Jungian psychology is based on psychic totality and psychic energism. He postulated two dimensions in the unconscious—the personal (repressed or forgotten content of an individual's mental and material life) and the archetypes (images, patterns, and symbols that are often seen in dreams and fantasies and appear as themes in mythology and religion) of a collective unconscious (those acts and mental patterns shared by members of a culture or universally by all human beings). In Psychological Types (1921) Jung elucidated the concepts of extroversion and introversion for the study of personality types. He also developed the theory of synchronicity, the coincidence of causally unrelated events having identical or similar meaning. Additionally, he was the first person to introduce into the language such terms and concepts as
New Age. For Jung the most important and lifelong task imposed upon any person is fulfillment through the process of individuation, the achievement of harmony of conscious and unconscious, which makes a person one and whole. Jung's many works are compiled in H. Read, M. Fordham, and G. Adler, ed., Collected Works of C. G. Jung (20 vol., 1953–79). Long withheld from publication, his mystical and visionary illustrated work The Red Book (Liber Novus) (1914–30) was released in a translated facsimile edition, ed. by S. Shamdasani, in 2009.
See his autobiographical Memories, Dreams, Reflections (1963, repr. 1989); his letters, selected and ed. by G. Adler (2 vol., 1973–75), and The Freud-Jung Letters (ed. by W. McGuire, tr. by R. F. C. Hull and R. Manheim, 1974; abr. ed. 1994); biographies by F. McLynn (1997), R. Hayman (2001), and D. Bair (2003); studies by J. Jacobi (rev. ed. 1973), M. A. Mattoon (1985), A. Samuels (1986), M. Pauson (1989), and J. Kerr (1993); M. Stein, ed., Jungian Analysis (1982); R. Noll, The Jung Cult (1994) and The Aryan Christ (1997).

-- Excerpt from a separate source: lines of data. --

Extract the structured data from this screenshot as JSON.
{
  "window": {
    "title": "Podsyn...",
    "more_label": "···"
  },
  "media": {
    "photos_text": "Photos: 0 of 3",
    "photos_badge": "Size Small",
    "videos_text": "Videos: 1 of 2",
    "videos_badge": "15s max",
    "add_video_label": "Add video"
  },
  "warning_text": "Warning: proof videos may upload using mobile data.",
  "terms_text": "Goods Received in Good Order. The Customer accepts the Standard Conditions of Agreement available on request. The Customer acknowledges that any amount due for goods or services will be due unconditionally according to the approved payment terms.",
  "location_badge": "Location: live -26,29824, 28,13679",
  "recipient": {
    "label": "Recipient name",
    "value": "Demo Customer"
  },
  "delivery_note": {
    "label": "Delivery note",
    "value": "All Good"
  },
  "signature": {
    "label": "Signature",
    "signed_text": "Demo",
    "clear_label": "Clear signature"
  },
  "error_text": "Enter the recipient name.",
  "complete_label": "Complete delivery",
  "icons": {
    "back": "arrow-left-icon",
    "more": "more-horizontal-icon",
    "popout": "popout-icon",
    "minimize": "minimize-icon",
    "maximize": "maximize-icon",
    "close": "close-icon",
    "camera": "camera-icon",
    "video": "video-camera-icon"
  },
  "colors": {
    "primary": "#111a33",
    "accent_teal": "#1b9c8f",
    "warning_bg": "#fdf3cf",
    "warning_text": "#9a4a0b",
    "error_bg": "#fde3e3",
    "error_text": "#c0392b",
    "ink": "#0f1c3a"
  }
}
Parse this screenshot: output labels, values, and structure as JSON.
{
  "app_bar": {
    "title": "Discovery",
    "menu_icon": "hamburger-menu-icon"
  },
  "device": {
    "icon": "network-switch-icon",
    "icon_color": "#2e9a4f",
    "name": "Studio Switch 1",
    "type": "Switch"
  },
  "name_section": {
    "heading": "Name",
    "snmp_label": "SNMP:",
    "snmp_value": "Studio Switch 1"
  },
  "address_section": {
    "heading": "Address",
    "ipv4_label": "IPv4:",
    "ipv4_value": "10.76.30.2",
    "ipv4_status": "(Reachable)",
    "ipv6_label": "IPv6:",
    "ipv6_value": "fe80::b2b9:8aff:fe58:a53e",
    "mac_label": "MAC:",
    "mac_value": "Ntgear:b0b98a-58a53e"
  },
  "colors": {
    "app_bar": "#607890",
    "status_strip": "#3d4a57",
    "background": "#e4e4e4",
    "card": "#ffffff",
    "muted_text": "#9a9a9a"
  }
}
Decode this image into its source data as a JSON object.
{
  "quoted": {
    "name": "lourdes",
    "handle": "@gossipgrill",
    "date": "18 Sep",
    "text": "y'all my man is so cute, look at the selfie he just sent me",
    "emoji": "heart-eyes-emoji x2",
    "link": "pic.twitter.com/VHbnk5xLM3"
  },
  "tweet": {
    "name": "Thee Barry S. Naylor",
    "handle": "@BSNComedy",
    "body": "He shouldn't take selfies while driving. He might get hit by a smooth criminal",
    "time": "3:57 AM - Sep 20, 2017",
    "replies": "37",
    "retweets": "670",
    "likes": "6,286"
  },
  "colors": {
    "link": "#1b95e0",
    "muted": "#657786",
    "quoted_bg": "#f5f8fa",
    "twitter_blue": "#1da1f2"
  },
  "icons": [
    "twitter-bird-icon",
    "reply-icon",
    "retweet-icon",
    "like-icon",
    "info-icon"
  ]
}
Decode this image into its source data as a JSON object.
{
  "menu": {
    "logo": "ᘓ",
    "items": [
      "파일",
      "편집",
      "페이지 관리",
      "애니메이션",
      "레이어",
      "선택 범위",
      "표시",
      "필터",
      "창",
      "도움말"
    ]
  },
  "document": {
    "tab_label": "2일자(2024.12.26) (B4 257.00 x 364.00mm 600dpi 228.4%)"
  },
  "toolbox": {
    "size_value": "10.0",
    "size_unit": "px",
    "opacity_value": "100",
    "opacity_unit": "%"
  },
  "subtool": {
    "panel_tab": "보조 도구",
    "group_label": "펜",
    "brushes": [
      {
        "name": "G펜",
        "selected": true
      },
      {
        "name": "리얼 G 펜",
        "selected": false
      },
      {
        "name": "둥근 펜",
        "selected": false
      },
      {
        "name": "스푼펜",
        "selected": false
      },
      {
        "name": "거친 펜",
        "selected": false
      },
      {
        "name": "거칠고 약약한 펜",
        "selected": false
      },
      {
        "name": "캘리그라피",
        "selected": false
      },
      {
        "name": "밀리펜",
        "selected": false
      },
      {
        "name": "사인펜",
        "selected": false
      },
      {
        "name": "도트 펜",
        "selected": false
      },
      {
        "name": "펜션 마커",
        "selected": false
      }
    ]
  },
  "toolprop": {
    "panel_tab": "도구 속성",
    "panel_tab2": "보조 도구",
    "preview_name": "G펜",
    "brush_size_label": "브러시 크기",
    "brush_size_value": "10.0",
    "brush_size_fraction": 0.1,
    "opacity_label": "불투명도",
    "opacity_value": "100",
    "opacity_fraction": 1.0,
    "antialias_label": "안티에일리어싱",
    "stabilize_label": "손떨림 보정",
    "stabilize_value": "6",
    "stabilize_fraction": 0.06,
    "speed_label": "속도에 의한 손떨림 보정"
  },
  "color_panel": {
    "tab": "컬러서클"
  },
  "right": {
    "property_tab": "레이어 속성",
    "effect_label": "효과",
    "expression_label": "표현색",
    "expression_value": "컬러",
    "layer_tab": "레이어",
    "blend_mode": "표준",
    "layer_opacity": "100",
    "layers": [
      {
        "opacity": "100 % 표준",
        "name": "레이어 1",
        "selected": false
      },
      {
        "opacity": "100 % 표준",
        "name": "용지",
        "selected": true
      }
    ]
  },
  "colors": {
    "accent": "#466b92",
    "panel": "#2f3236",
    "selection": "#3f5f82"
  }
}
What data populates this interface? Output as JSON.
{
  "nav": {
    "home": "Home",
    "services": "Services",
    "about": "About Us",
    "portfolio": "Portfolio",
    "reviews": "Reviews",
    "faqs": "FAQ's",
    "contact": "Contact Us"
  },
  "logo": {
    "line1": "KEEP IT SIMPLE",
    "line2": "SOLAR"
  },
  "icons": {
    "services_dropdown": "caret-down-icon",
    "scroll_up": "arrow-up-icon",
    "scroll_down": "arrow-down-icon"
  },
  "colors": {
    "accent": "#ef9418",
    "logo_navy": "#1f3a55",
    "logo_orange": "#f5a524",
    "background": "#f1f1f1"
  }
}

The Columbia Electronic Encyclopedia, 6th ed. Copyright © 2012, Columbia University Press. All rights reserved.
See more Encyclopedia articles on: Psychology and Psychiatry: Biographies